When all the loose flaps are done, you may wish to go around and add a few lines or crosses of stitches here and there, just to get the features going, but it's up to you how much you do.

Step 6: Open the Mouth

Carefully using a craft knife, slice the mouth open, but not too much. You want the viewer to see a movement when you speak but not really a mouth moving.. (does that make sense)

I used leather thong for the next part, but I think a circular profiled shoelace may have been easier.

Take your leather and stress it, a few rubs with rough glass paper should be enough to tear it and remove the shine from the finish.

Snip the end and thread it through your bent needle, you're going to 'attempt' to sew the mouth shut.. Of course you don't actually want to sew it shut but you're looking to create the impression that the scarecrow as stretched it's mouth and the threading has pulled. Use a black or darker brown thong to give a bit of contrast. Again, uniformity here is the enemy so feel free to continue the sewing up or down and extend the sides.

Don't lock whip stitch these, just go back and forth simply.

Step 7: Time for a Cuppa

Remember that cuppa tea with 6 bags? Well it should nice and cold and lovely and strong by now!

You're going to use the tea (or coffee but the smell is quite strong) to brush the contours of the mask, the eye sockets and the mouth, the creases. You really want to get shading on the features, but not in a uniform way, so don't just darken the left hand sides for example.

I actually cheated here a little and lightly sprayed the deeper recesses with black spray paint, Just enough to add definition and shadow.

You wont be able to see very well at the moment when you put the mask on, so use the knife and either cut or fray a few of the thread round about where your eyes will be.. You know how to do this and how NOT to do this, so I'll leave how you get the eye positioning to you.

When you're happy that you can see well enough but they cant see you well enough, get your needle and leather and stitch over the eyes.

Important: You're going to need to start stitching the back of the scarecrow mask up a bit. I got a Bulldog Clip and felt where it pulled the mask tighter around the back of the head but still allowed me to remove the mask, add a few Locking whip stitches here and there to take the strain.

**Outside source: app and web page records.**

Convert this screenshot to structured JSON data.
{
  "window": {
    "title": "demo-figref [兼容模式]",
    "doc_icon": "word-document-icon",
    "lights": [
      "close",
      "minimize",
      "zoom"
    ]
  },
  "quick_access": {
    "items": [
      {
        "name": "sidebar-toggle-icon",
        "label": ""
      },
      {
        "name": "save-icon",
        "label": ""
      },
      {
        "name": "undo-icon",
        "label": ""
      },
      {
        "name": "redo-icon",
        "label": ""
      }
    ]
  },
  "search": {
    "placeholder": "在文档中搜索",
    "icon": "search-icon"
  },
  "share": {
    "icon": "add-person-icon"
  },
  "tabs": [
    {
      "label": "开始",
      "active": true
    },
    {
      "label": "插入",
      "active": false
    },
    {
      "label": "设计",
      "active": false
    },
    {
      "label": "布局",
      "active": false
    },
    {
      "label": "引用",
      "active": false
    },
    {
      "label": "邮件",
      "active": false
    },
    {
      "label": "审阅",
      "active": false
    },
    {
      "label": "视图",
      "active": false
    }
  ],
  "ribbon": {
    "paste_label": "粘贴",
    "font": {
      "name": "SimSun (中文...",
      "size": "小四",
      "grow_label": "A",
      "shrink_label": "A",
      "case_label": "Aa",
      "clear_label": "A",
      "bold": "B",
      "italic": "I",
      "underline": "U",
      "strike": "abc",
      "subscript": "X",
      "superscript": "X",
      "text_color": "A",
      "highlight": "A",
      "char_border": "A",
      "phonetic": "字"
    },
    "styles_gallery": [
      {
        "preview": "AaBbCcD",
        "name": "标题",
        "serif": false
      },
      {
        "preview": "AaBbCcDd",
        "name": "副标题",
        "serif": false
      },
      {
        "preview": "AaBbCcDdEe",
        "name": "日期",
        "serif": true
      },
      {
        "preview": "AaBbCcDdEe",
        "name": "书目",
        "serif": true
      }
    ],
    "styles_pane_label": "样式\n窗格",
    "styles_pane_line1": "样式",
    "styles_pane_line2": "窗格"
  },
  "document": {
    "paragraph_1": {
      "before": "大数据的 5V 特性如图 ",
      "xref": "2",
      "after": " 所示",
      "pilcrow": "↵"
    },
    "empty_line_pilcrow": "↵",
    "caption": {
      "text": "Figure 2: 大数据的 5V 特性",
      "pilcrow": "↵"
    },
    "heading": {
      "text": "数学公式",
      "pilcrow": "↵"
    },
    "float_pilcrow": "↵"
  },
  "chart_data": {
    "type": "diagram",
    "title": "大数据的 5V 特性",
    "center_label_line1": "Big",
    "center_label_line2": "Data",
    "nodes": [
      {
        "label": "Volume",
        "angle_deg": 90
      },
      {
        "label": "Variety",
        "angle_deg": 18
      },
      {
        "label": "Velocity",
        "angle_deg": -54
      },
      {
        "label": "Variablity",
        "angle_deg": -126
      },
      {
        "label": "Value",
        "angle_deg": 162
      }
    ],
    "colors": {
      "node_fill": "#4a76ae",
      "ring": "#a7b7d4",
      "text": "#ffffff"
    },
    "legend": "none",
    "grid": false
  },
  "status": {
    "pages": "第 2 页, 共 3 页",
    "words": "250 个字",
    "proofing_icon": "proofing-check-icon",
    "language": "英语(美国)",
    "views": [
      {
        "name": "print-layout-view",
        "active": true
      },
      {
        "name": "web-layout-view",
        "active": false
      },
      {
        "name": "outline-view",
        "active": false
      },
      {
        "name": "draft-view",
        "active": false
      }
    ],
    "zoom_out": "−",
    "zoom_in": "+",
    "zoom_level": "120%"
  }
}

Now that you're done, you can accessorise:

A lovely hat

Some staples or barbed wire

Dried blood

A noose..

Halloween Contest 2018

Participated in the
Halloween Contest 2018